- Opening Delimiter -

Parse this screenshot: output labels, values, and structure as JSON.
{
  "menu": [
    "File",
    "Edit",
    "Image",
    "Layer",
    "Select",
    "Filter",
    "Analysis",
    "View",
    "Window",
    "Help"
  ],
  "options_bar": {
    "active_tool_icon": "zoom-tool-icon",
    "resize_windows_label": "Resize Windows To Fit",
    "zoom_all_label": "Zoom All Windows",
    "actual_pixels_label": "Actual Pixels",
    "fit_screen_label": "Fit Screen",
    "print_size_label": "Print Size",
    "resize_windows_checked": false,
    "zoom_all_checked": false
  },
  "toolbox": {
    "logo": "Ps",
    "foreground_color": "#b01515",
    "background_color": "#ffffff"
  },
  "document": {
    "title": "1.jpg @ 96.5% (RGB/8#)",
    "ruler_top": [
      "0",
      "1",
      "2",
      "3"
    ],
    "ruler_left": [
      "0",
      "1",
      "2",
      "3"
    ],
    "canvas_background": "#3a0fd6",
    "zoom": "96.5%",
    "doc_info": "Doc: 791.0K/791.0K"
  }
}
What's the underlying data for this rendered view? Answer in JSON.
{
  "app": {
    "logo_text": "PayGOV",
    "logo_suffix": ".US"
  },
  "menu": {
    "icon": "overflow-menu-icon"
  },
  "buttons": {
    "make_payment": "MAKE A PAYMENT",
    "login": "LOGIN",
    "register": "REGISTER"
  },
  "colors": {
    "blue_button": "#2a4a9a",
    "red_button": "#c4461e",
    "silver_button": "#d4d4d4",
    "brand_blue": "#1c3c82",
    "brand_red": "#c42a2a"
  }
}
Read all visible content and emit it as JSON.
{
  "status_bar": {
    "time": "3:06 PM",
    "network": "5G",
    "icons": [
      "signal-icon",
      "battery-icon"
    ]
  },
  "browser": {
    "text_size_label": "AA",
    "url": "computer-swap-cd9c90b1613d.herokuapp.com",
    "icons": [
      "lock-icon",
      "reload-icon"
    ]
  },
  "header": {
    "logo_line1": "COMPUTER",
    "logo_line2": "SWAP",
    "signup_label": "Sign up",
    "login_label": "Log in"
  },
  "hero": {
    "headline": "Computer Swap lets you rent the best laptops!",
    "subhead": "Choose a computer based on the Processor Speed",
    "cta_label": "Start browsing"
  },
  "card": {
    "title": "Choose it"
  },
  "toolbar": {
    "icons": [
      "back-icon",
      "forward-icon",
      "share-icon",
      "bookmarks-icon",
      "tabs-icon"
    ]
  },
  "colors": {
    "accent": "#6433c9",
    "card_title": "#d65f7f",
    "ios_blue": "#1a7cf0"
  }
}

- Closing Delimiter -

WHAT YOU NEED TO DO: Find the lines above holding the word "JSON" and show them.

RESPONSE:
Parse this screenshot: output labels, values, and structure as JSON.
What's the underlying data for this rendered view? Answer in JSON.
Read all visible content and emit it as JSON.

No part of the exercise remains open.